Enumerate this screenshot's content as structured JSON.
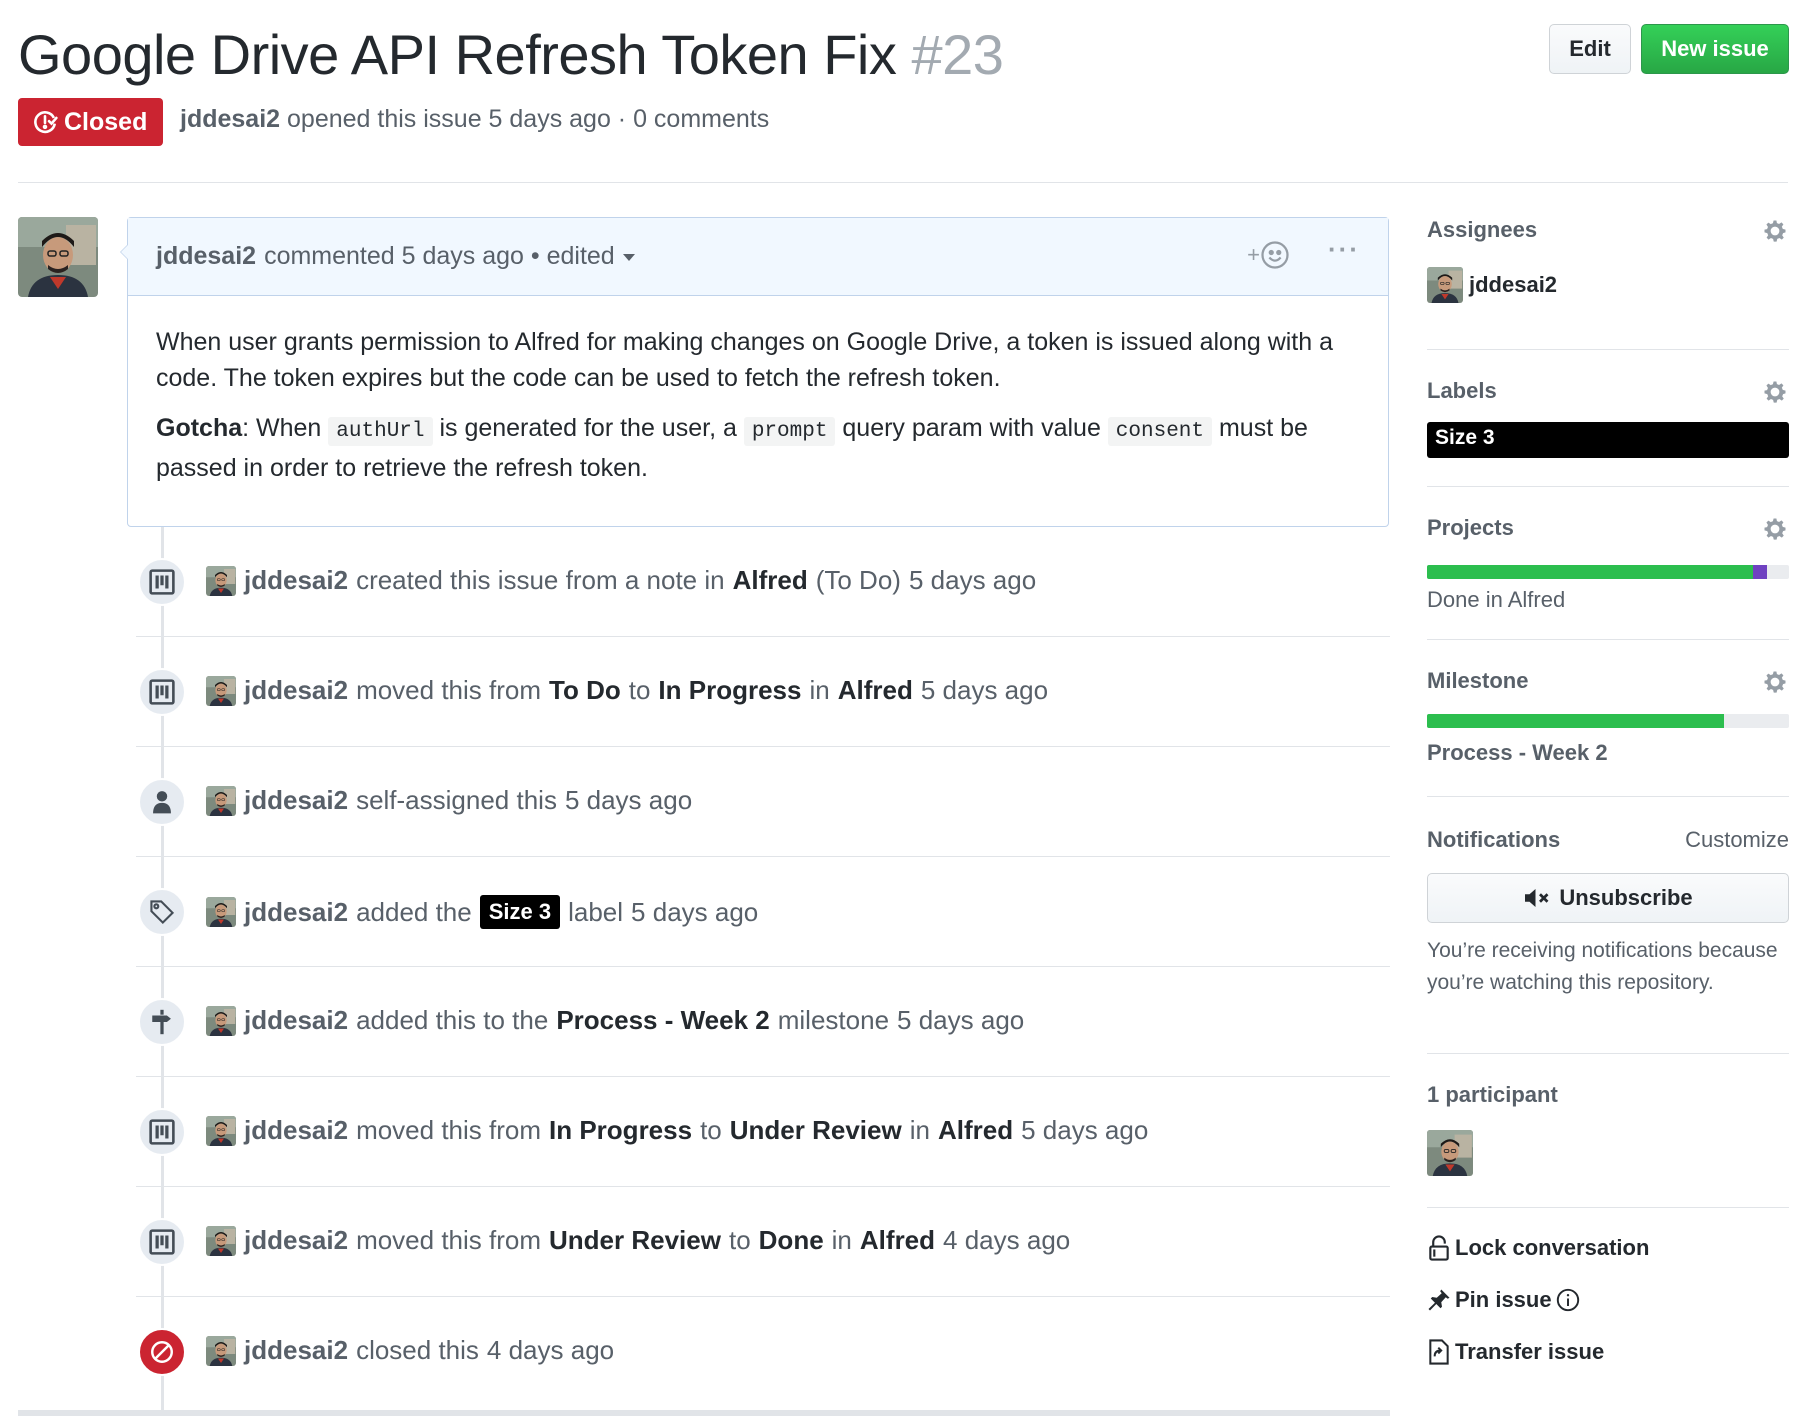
{
  "issue": {
    "title": "Google Drive API Refresh Token Fix",
    "number": "#23",
    "state": "Closed",
    "author": "jddesai2",
    "opened_text": "opened this issue 5 days ago · 0 comments"
  },
  "header_actions": {
    "edit_label": "Edit",
    "new_issue_label": "New issue"
  },
  "comment": {
    "author": "jddesai2",
    "meta": "commented 5 days ago • edited",
    "add_reaction": "+",
    "more": "···",
    "p1": "When user grants permission to Alfred for making changes on Google Drive, a token is issued along with a code. The token expires but the code can be used to fetch the refresh token.",
    "p2_bold": "Gotcha",
    "p2_a": ": When ",
    "p2_code1": "authUrl",
    "p2_b": " is generated for the user, a ",
    "p2_code2": "prompt",
    "p2_c": " query param with value ",
    "p2_code3": "consent",
    "p2_d": " must be passed in order to retrieve the refresh token."
  },
  "timeline": [
    {
      "icon": "project-icon",
      "user": "jddesai2",
      "t1": "created this issue from a note in",
      "b1": "Alfred",
      "t2": "(To Do)",
      "time": "5 days ago"
    },
    {
      "icon": "project-icon",
      "user": "jddesai2",
      "t1": "moved this from",
      "b1": "To Do",
      "t2": "to",
      "b2": "In Progress",
      "t3": "in",
      "b3": "Alfred",
      "time": "5 days ago"
    },
    {
      "icon": "person-icon",
      "user": "jddesai2",
      "t1": "self-assigned this",
      "time": "5 days ago"
    },
    {
      "icon": "tag-icon",
      "user": "jddesai2",
      "t1": "added the",
      "label": "Size 3",
      "t2": "label",
      "time": "5 days ago"
    },
    {
      "icon": "milestone-icon",
      "user": "jddesai2",
      "t1": "added this to the",
      "b1": "Process - Week 2",
      "t2": "milestone",
      "time": "5 days ago"
    },
    {
      "icon": "project-icon",
      "user": "jddesai2",
      "t1": "moved this from",
      "b1": "In Progress",
      "t2": "to",
      "b2": "Under Review",
      "t3": "in",
      "b3": "Alfred",
      "time": "5 days ago"
    },
    {
      "icon": "project-icon",
      "user": "jddesai2",
      "t1": "moved this from",
      "b1": "Under Review",
      "t2": "to",
      "b2": "Done",
      "t3": "in",
      "b3": "Alfred",
      "time": "4 days ago"
    },
    {
      "icon": "circle-slash-icon",
      "user": "jddesai2",
      "t1": "closed this",
      "time": "4 days ago"
    }
  ],
  "sidebar": {
    "assignees": {
      "title": "Assignees",
      "user": "jddesai2"
    },
    "labels": {
      "title": "Labels",
      "label": "Size 3",
      "color": "#000000"
    },
    "projects": {
      "title": "Projects",
      "status": "Done in Alfred",
      "done_fraction": 0.9,
      "in_progress_fraction": 0.04
    },
    "milestone": {
      "title": "Milestone",
      "name": "Process - Week 2",
      "progress_fraction": 0.82
    },
    "notifications": {
      "title": "Notifications",
      "customize": "Customize",
      "button": "Unsubscribe",
      "reason": "You’re receiving notifications because you’re watching this repository."
    },
    "participants": {
      "title": "1 participant"
    },
    "actions": {
      "lock": "Lock conversation",
      "pin": "Pin issue",
      "transfer": "Transfer issue"
    }
  },
  "colors": {
    "closed": "#cb2431",
    "green": "#2cbe4e",
    "purple": "#6f42c1",
    "link_blue_bg": "#f1f8ff"
  }
}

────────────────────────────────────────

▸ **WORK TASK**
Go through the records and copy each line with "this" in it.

▸ **RESULT BELOW**
Enumerate this screenshot's content as structured JSON.
    "opened_text": "opened this issue 5 days ago · 0 comments"
      "t1": "created this issue from a note in",
      "t1": "moved this from",
      "t1": "self-assigned this",
      "t1": "added this to the",
      "t1": "moved this from",
      "t1": "moved this from",
      "t1": "closed this",
      "reason": "You’re receiving notifications because you’re watching this repository."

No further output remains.